(ASSIGNMENT):
Scan the records for the string "name"; copy each line where it occurs.

### THE DATA ###

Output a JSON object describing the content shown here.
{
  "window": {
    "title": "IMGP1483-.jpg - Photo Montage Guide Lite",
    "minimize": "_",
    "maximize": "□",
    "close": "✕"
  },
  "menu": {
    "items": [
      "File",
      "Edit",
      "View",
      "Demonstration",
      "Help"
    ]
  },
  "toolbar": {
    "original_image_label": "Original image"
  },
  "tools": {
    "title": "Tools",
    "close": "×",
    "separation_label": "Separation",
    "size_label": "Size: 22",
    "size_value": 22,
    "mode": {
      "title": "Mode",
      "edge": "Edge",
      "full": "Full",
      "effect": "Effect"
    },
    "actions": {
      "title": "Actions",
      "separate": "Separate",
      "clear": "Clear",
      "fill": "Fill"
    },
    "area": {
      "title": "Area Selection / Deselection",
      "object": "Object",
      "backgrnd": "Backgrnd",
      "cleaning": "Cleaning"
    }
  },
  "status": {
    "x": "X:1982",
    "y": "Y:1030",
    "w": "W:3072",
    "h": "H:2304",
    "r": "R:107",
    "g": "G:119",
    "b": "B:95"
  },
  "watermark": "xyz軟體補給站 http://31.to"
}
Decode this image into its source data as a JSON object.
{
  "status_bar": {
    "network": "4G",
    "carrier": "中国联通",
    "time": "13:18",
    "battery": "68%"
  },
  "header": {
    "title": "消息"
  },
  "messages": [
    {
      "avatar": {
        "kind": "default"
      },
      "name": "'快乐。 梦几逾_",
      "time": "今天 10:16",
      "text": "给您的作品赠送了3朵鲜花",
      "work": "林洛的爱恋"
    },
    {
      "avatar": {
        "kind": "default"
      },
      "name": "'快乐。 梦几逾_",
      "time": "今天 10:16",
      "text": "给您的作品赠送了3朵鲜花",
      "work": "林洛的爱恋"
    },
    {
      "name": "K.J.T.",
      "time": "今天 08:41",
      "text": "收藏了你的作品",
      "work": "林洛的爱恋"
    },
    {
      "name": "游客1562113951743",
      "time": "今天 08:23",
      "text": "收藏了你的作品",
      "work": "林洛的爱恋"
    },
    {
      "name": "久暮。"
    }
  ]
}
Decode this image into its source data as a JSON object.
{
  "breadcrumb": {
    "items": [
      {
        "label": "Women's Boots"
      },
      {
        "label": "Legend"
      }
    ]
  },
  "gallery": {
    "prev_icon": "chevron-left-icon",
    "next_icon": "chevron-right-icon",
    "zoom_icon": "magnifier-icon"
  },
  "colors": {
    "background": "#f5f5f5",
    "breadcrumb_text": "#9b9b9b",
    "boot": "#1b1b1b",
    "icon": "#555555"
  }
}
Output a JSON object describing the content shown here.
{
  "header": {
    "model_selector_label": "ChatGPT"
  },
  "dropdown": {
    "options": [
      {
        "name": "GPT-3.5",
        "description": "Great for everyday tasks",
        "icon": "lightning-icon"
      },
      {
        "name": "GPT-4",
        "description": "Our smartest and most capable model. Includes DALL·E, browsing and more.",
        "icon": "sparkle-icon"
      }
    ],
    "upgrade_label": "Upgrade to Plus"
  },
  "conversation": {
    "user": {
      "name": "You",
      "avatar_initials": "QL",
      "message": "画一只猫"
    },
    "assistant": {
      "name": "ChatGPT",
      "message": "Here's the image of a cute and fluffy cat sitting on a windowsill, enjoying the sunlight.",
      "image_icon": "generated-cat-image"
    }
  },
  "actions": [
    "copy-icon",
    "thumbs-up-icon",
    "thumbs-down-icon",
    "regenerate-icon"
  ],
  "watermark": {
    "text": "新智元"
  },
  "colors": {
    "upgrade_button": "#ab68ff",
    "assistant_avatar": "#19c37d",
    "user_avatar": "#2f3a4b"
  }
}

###

(ANSWER):
      "name": "'快乐。 梦几逾_",
      "name": "'快乐。 梦几逾_",
      "name": "K.J.T.",
      "name": "游客1562113951743",
      "name": "久暮。"
        "name": "GPT-3.5",
        "name": "GPT-4",
      "name": "You",
      "name": "ChatGPT",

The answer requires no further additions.